Nature abhors a straight line. The natural world is a place of curves and softened edges, of gentle mists and welco...

Review || In the Shadow of Spindrift House by Mira Grant

Nature abhors a straight line. The natural world is a place of curves and softened edges, of gentle mists and welcoming spirals. Nature remembers deviation; nature does not forgive.

For Harlowe Upton-Jones, life has never been a straight line. Shipped off to live with her paternal grandparents after a mysterious cult killed her mother and father, she has grown up chasing the question behind the curve, becoming part of a tight-knit teen detective agency. But “teen” is a limited time offer, and when her friends start looking for adult professions, it’s up to Harlowe to find them one last case so that they can go out in a blaze of glory.

Welcome to Spindrift House.

The stories and legends surrounding the decrepit property are countless and contradictory, but one thing is clear: there are people willing to pay a great deal to determine the legal ownership of the house. When Harlowe and her friends agree to investigate the mystery behind the manor, they do so on the assumption that they’ll be going down in history as the ones who determined who built Spindrift House—and why. The house has secrets. They have the skills. They have a plan. They have everything they need to solve the mystery.

Everything they need except for time. Because Spindrift House keeps its secrets for a reason, and it has no intention of letting them go.

Nature abhors a straight line.

Here’s where the story bends.

Mira Grant is one of my "must reads". I don't care whether it's viruses, zombies, or mermaids from the Mariana Trench, there's something about the way she merges science with fiction. When I saw this available on NetGalley for review, I jumped at the chance to review!

Harlowe and her best friends were the Answer Squad, a Scooby Doo teen gang if I've ever seen one. Feeling the pressure to grow up and do adult things, they go for one last ditch effort at a haunted house to stay the night and discover which warring family actually owns the place. Plenty of hijinks for the Scoobs to get into. Sounds great, right? 
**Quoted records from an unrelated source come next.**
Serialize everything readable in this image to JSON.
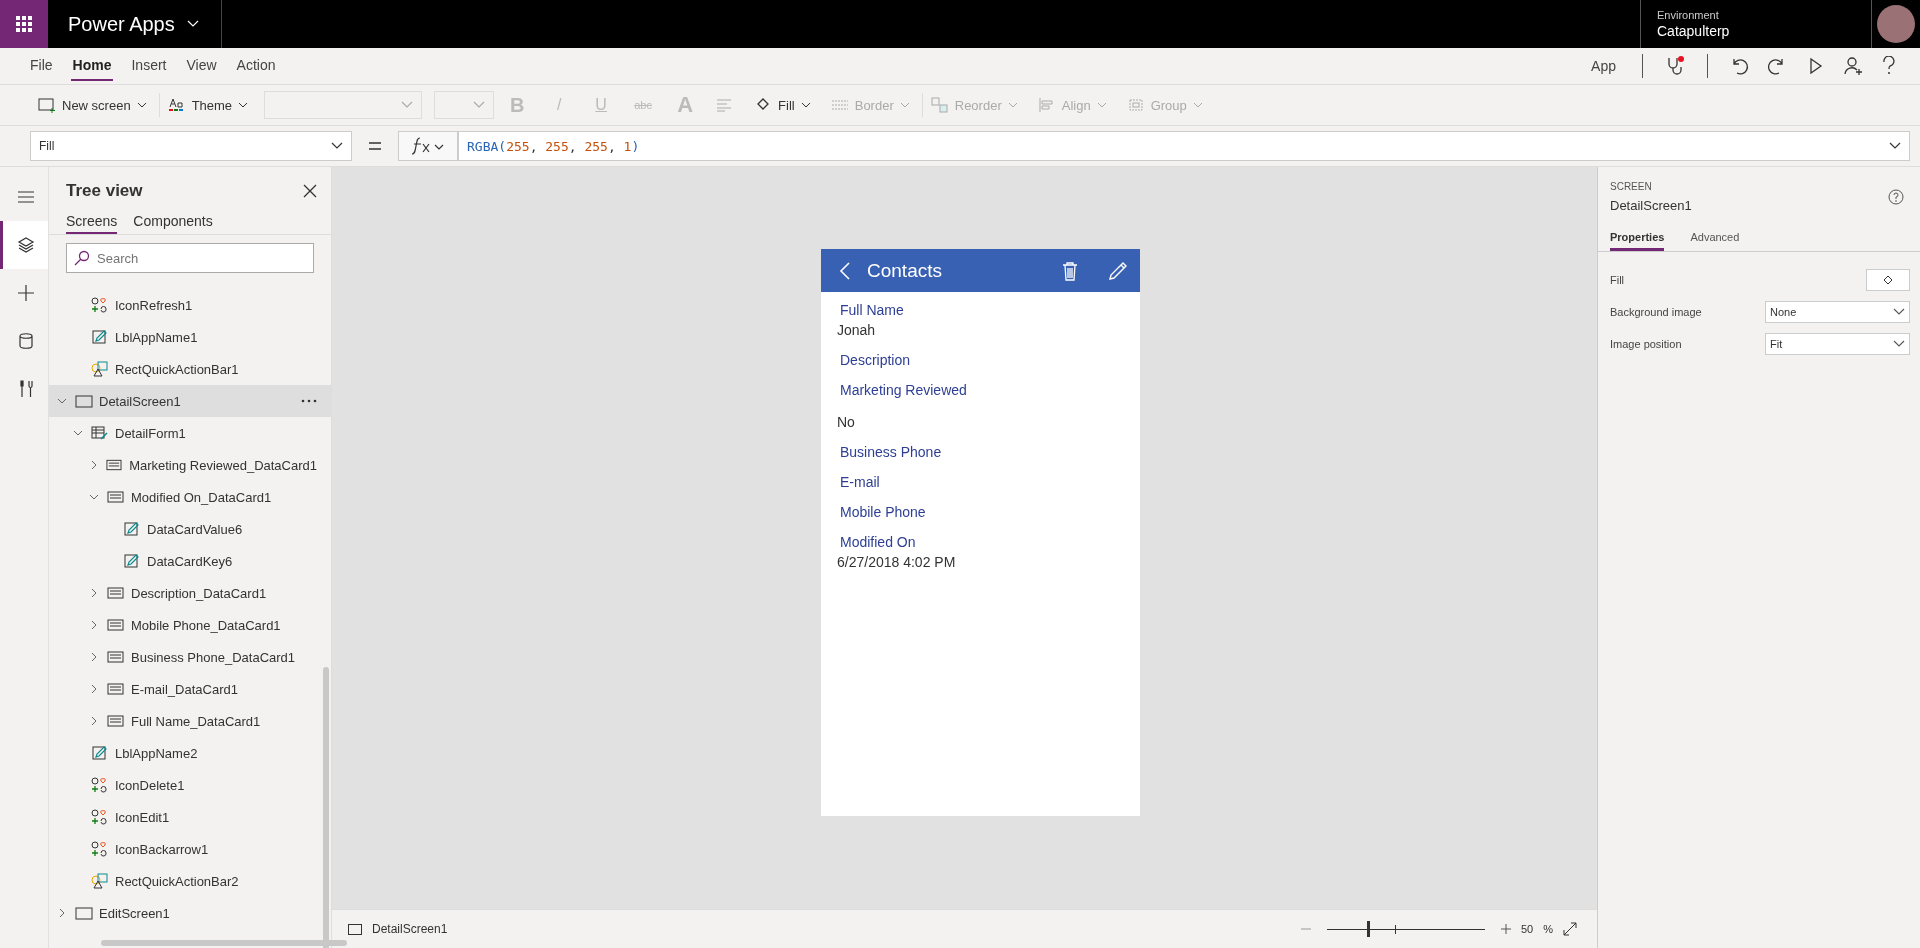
{
  "top_bar": {
    "app_name": "Power Apps",
    "environment_label": "Environment",
    "environment": "Catapulterp"
  },
  "menu": {
    "tabs": [
      {
        "label": "File",
        "selected": false
      },
      {
        "label": "Home",
        "selected": true
      },
      {
        "label": "Insert",
        "selected": false
      },
      {
        "label": "View",
        "selected": false
      },
      {
        "label": "Action",
        "selected": false
      }
    ],
    "app_label": "App",
    "checker_alert": true
  },
  "ribbon": [
    {
      "kind": "new",
      "label": "New screen",
      "disabled": false
    },
    {
      "kind": "theme",
      "label": "Theme",
      "disabled": false
    },
    {
      "kind": "font",
      "disabled": true
    },
    {
      "kind": "size",
      "disabled": true
    },
    {
      "kind": "bold",
      "label": "B",
      "disabled": true
    },
    {
      "kind": "italic",
      "label": "/",
      "disabled": true
    },
    {
      "kind": "underline",
      "label": "U",
      "disabled": true
    },
    {
      "kind": "strike",
      "label": "abc",
      "disabled": true
    },
    {
      "kind": "fontcolor",
      "label": "A",
      "disabled": true
    },
    {
      "kind": "align",
      "disabled": true
    },
    {
      "kind": "fill",
      "label": "Fill",
      "disabled": false
    },
    {
      "kind": "border",
      "label": "Border",
      "disabled": true
    },
    {
      "kind": "reorder",
      "label": "Reorder",
      "disabled": true
    },
    {
      "kind": "alignment",
      "label": "Align",
      "disabled": true
    },
    {
      "kind": "group",
      "label": "Group",
      "disabled": true
    }
  ],
  "formula_bar": {
    "property": "Fill",
    "tokens": [
      {
        "text": "RGBA(",
        "kind": "func"
      },
      {
        "text": "255",
        "kind": "num"
      },
      {
        "text": ", ",
        "kind": "punct"
      },
      {
        "text": "255",
        "kind": "num"
      },
      {
        "text": ", ",
        "kind": "punct"
      },
      {
        "text": "255",
        "kind": "num"
      },
      {
        "text": ", ",
        "kind": "punct"
      },
      {
        "text": "1",
        "kind": "num"
      },
      {
        "text": ")",
        "kind": "func"
      }
    ]
  },
  "rail": [
    {
      "kind": "menu",
      "selected": false
    },
    {
      "kind": "layers",
      "selected": true
    },
    {
      "kind": "insert",
      "selected": false
    },
    {
      "kind": "data",
      "selected": false
    },
    {
      "kind": "tools",
      "selected": false
    }
  ],
  "tree_view": {
    "title": "Tree view",
    "tabs": [
      {
        "label": "Screens",
        "selected": true
      },
      {
        "label": "Components",
        "selected": false
      }
    ],
    "search": {
      "placeholder": "Search"
    },
    "orphan_items": [
      {
        "label": "IconRefresh1",
        "kind": "icon",
        "selected": false
      },
      {
        "label": "LblAppName1",
        "kind": "label",
        "selected": false
      },
      {
        "label": "RectQuickActionBar1",
        "kind": "shape",
        "selected": false
      }
    ],
    "items": [
      {
        "label": "DetailScreen1",
        "kind": "screen",
        "expanded": true,
        "selected": true,
        "children": [
          {
            "label": "DetailForm1",
            "kind": "form",
            "expanded": true,
            "selected": false,
            "children": [
              {
                "label": "Marketing Reviewed_DataCard1",
                "kind": "card",
                "expanded": false,
                "selected": false
              },
              {
                "label": "Modified On_DataCard1",
                "kind": "card",
                "expanded": true,
                "selected": false,
                "children": [
                  {
                    "label": "DataCardValue6",
                    "kind": "label",
                    "selected": false
                  },
                  {
                    "label": "DataCardKey6",
                    "kind": "label",
                    "selected": false
                  }
                ]
              },
              {
                "label": "Description_DataCard1",
                "kind": "card",
                "expanded": false,
                "selected": false
              },
              {
                "label": "Mobile Phone_DataCard1",
                "kind": "card",
                "expanded": false,
                "selected": false
              },
              {
                "label": "Business Phone_DataCard1",
                "kind": "card",
                "expanded": false,
                "selected": false
              },
              {
                "label": "E-mail_DataCard1",
                "kind": "card",
                "expanded": false,
                "selected": false
              },
              {
                "label": "Full Name_DataCard1",
                "kind": "card",
                "expanded": false,
                "selected": false
              }
            ]
          },
          {
            "label": "LblAppName2",
            "kind": "label",
            "selected": false
          },
          {
            "label": "IconDelete1",
            "kind": "icon",
            "selected": false
          },
          {
            "label": "IconEdit1",
            "kind": "icon",
            "selected": false
          },
          {
            "label": "IconBackarrow1",
            "kind": "icon",
            "selected": false
          },
          {
            "label": "RectQuickActionBar2",
            "kind": "shape",
            "selected": false
          }
        ]
      },
      {
        "label": "EditScreen1",
        "kind": "screen",
        "expanded": false,
        "selected": false
      }
    ]
  },
  "canvas": {
    "title": "Contacts",
    "fields": [
      {
        "label": "Full Name",
        "value": "Jonah"
      },
      {
        "label": "Description"
      },
      {
        "label": "Marketing Reviewed",
        "value": "No"
      },
      {
        "label": "Business Phone"
      },
      {
        "label": "E-mail"
      },
      {
        "label": "Mobile Phone"
      },
      {
        "label": "Modified On",
        "value": "6/27/2018 4:02 PM"
      }
    ]
  },
  "status_bar": {
    "screen": "DetailScreen1",
    "zoom": {
      "level": 0.26
    },
    "zoom_value": "50",
    "zoom_unit": "%"
  },
  "properties_panel": {
    "type": "SCREEN",
    "name": "DetailScreen1",
    "tabs": [
      {
        "label": "Properties",
        "selected": true
      },
      {
        "label": "Advanced",
        "selected": false
      }
    ],
    "properties": [
      {
        "label": "Fill",
        "kind": "color"
      },
      {
        "label": "Background image",
        "kind": "dropdown",
        "value": "None"
      },
      {
        "label": "Image position",
        "kind": "dropdown",
        "value": "Fit"
      }
    ]
  }
}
I really struggled with the characters in this one. I think that's what kept me from really enjoying it. Harlowe is an emotional null. She's so detached from everything it's hard to feel her love for her friends, or even her apparent infatuation with Addy. We're told that she has these feelings but they didn't really come through to me. When the friends start being knocking off, it was like oh well! Heck, the house felt like more of a solid character than any of the four. A+ for atmosphere. D- for character development. Maybe if this wasn't a novella, more time could have been spent on it and I would have enjoyed it more. I like being shown as a reader instead of just told and their whole backstory and emotional connection was just there on the pages. I didn't really form enough of an attachment to care about what happened to any of them. 

Needless to say, In the Shadow of Spindrift House was a different read for this reader who will read anything Mira Grant, and I mean, anything. I didn't find it to "feel" very much like a Mira Grant book. It does have that tone that Mira Grant books do. I can't really explain it other than to say it's a narrator tone. I wonder though if this shouldn't have been marketed under Seannan McGuire instead. While not urban fantasy or fae-related, it feels very much in tune with the Luidaeg's tower in the last Toby Daye book, Night and Silence. I'm not a Lovecraft fan so maybe that's why I didn't love it. Or maybe I'm only an October Daye and Newflesh fan, though I adored her killer mermaid books. I just haven't loved any of her stand alones. Will that stop me from reading them in the future? 

Not a chance.